6 – Exporting – Christianity is an exportable religion. You are in the import/export business. What is being poured into you will be poured out to your children, good or bad. If Christ is authentically and practically in you, then He will be exported to your children.
There is an intentionality to the Gospel. Living it is not a passive exercise. Your job is to go into all the world with the Gospel, and the first step in that process is to take the Gospel to your children. All that I’ve said is how to do it–praying, being, relating, repenting, and loving.
7 – Releasing – The parent’s responsibility is not to get children saved. God does the saving. The parent’s job is to not complicate what only God can do. Be assured, God can and will save any child in spite of the parents, but hurdles don’t have to be created that hinder them from getting to God.
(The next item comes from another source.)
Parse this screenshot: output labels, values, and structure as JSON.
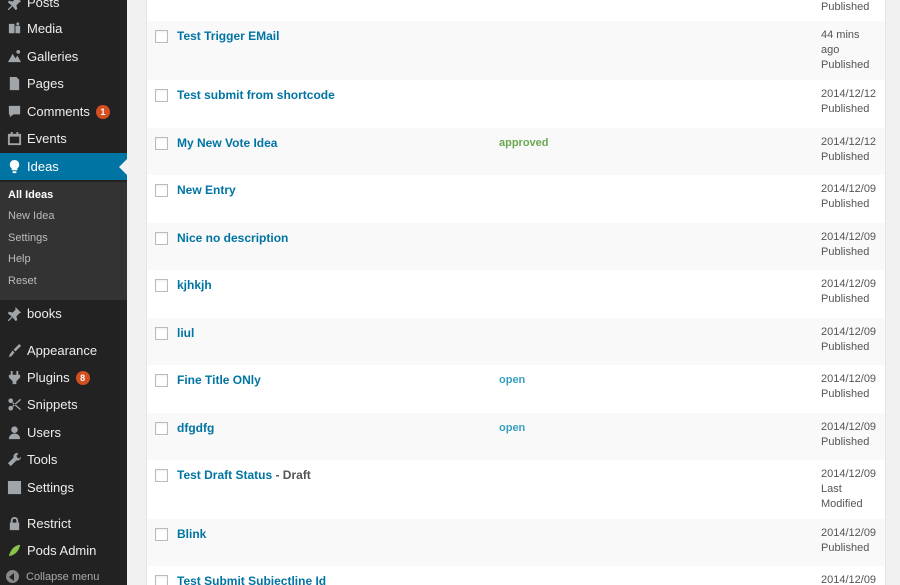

You want to cooperate with the LORD so your children can be released into the world as men and women who know how to submit to God while fulfilling the capacities and gifting that God has given to them.
Call to action
- Praying – How do you know you’re trusting the LORD to save and transform your children?
- Being – What elements of the fruit of the Spirit do you need to work on? What is your plan for change?
- Relating – What does your “marriage TV reality show” reveal to your children on a day to day basis?
- Repenting – Is your home an active repenting home? What does that look like in your home?
- Loving – How are you affecting your children?
- Exporting – What needs to change in you to position your child for a better life?
- Releasing – As you look to your child’s future release date, what are some things you need to address? What does your child need to address?